─── RECORDS FOR THE EXERCISE

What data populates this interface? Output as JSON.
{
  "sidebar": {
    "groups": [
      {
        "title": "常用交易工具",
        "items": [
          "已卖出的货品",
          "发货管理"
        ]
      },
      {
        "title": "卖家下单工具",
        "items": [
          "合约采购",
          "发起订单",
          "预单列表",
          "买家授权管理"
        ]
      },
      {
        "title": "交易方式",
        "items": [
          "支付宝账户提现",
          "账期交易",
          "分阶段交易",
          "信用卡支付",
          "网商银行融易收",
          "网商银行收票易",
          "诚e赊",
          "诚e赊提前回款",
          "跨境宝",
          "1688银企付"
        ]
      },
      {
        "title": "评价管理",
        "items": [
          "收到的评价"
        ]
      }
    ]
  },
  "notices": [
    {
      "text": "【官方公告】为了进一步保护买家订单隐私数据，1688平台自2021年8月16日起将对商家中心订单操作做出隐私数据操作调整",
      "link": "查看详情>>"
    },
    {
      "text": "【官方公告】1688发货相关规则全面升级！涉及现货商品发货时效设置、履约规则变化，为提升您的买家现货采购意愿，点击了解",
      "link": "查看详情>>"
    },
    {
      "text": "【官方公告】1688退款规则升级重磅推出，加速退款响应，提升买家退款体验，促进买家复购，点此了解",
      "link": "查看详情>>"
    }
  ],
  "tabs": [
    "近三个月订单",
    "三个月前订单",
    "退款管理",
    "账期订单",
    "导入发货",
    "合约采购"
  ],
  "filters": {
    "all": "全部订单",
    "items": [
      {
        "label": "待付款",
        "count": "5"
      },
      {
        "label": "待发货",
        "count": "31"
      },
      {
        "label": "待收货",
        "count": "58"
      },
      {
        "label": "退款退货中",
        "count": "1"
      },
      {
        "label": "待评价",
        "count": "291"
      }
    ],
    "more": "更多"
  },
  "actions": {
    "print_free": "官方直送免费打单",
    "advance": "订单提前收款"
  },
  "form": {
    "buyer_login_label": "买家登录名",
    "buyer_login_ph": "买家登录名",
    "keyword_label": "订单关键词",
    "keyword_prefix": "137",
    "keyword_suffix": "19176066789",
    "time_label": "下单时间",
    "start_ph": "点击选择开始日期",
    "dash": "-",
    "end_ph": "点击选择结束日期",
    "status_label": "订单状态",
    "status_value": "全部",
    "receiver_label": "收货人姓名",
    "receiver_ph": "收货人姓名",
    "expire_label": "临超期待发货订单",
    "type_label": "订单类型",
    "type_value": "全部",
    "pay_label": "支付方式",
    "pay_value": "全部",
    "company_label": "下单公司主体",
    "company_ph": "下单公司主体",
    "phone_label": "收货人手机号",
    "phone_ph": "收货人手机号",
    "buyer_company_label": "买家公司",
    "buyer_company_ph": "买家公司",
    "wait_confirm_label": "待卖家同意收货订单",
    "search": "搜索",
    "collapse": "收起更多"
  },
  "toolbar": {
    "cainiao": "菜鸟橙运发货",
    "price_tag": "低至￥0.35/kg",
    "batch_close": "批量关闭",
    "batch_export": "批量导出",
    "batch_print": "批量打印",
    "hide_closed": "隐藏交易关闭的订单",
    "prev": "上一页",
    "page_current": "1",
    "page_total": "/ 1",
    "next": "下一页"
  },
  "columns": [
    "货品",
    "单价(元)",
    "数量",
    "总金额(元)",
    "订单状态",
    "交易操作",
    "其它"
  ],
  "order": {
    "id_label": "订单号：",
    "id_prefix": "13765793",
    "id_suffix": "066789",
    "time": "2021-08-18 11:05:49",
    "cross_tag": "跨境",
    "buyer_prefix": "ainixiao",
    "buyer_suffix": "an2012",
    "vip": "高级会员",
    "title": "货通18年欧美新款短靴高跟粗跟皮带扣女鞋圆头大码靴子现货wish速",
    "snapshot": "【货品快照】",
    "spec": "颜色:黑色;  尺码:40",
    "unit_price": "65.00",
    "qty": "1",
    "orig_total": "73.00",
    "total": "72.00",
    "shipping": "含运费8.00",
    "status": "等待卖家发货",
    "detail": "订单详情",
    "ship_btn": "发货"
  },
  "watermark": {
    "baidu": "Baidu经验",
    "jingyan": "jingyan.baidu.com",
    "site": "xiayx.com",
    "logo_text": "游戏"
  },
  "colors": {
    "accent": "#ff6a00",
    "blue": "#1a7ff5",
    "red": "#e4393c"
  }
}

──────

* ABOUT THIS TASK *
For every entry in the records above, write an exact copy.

* EXPECTED ANSWER *
What data populates this interface? Output as JSON.
{
  "sidebar": {
    "groups": [
      {
        "title": "常用交易工具",
        "items": [
          "已卖出的货品",
          "发货管理"
        ]
      },
      {
        "title": "卖家下单工具",
        "items": [
          "合约采购",
          "发起订单",
          "预单列表",
          "买家授权管理"
        ]
      },
      {
        "title": "交易方式",
        "items": [
          "支付宝账户提现",
          "账期交易",
          "分阶段交易",
          "信用卡支付",
          "网商银行融易收",
          "网商银行收票易",
          "诚e赊",
          "诚e赊提前回款",
          "跨境宝",
          "1688银企付"
        ]
      },
      {
        "title": "评价管理",
        "items": [
          "收到的评价"
        ]
      }
    ]
  },
  "notices": [
    {
      "text": "【官方公告】为了进一步保护买家订单隐私数据，1688平台自2021年8月16日起将对商家中心订单操作做出隐私数据操作调整",
      "link": "查看详情>>"
    },
    {
      "text": "【官方公告】1688发货相关规则全面升级！涉及现货商品发货时效设置、履约规则变化，为提升您的买家现货采购意愿，点击了解",
      "link": "查看详情>>"
    },
    {
      "text": "【官方公告】1688退款规则升级重磅推出，加速退款响应，提升买家退款体验，促进买家复购，点此了解",
      "link": "查看详情>>"
    }
  ],
  "tabs": [
    "近三个月订单",
    "三个月前订单",
    "退款管理",
    "账期订单",
    "导入发货",
    "合约采购"
  ],
  "filters": {
    "all": "全部订单",
    "items": [
      {
        "label": "待付款",
        "count": "5"
      },
      {
        "label": "待发货",
        "count": "31"
      },
      {
        "label": "待收货",
        "count": "58"
      },
      {
        "label": "退款退货中",
        "count": "1"
      },
      {
        "label": "待评价",
        "count": "291"
      }
    ],
    "more": "更多"
  },
  "actions": {
    "print_free": "官方直送免费打单",
    "advance": "订单提前收款"
  },
  "form": {
    "buyer_login_label": "买家登录名",
    "buyer_login_ph": "买家登录名",
    "keyword_label": "订单关键词",
    "keyword_prefix": "137",
    "keyword_suffix": "19176066789",
    "time_label": "下单时间",
    "start_ph": "点击选择开始日期",
    "dash": "-",
    "end_ph": "点击选择结束日期",
    "status_label": "订单状态",
    "status_value": "全部",
    "receiver_label": "收货人姓名",
    "receiver_ph": "收货人姓名",
    "expire_label": "临超期待发货订单",
    "type_label": "订单类型",
    "type_value": "全部",
    "pay_label": "支付方式",
    "pay_value": "全部",
    "company_label": "下单公司主体",
    "company_ph": "下单公司主体",
    "phone_label": "收货人手机号",
    "phone_ph": "收货人手机号",
    "buyer_company_label": "买家公司",
    "buyer_company_ph": "买家公司",
    "wait_confirm_label": "待卖家同意收货订单",
    "search": "搜索",
    "collapse": "收起更多"
  },
  "toolbar": {
    "cainiao": "菜鸟橙运发货",
    "price_tag": "低至￥0.35/kg",
    "batch_close": "批量关闭",
    "batch_export": "批量导出",
    "batch_print": "批量打印",
    "hide_closed": "隐藏交易关闭的订单",
    "prev": "上一页",
    "page_current": "1",
    "page_total": "/ 1",
    "next": "下一页"
  },
  "columns": [
    "货品",
    "单价(元)",
    "数量",
    "总金额(元)",
    "订单状态",
    "交易操作",
    "其它"
  ],
  "order": {
    "id_label": "订单号：",
    "id_prefix": "13765793",
    "id_suffix": "066789",
    "time": "2021-08-18 11:05:49",
    "cross_tag": "跨境",
    "buyer_prefix": "ainixiao",
    "buyer_suffix": "an2012",
    "vip": "高级会员",
    "title": "货通18年欧美新款短靴高跟粗跟皮带扣女鞋圆头大码靴子现货wish速",
    "snapshot": "【货品快照】",
    "spec": "颜色:黑色;  尺码:40",
    "unit_price": "65.00",
    "qty": "1",
    "orig_total": "73.00",
    "total": "72.00",
    "shipping": "含运费8.00",
    "status": "等待卖家发货",
    "detail": "订单详情",
    "ship_btn": "发货"
  },
  "watermark": {
    "baidu": "Baidu经验",
    "jingyan": "jingyan.baidu.com",
    "site": "xiayx.com",
    "logo_text": "游戏"
  },
  "colors": {
    "accent": "#ff6a00",
    "blue": "#1a7ff5",
    "red": "#e4393c"
  }
}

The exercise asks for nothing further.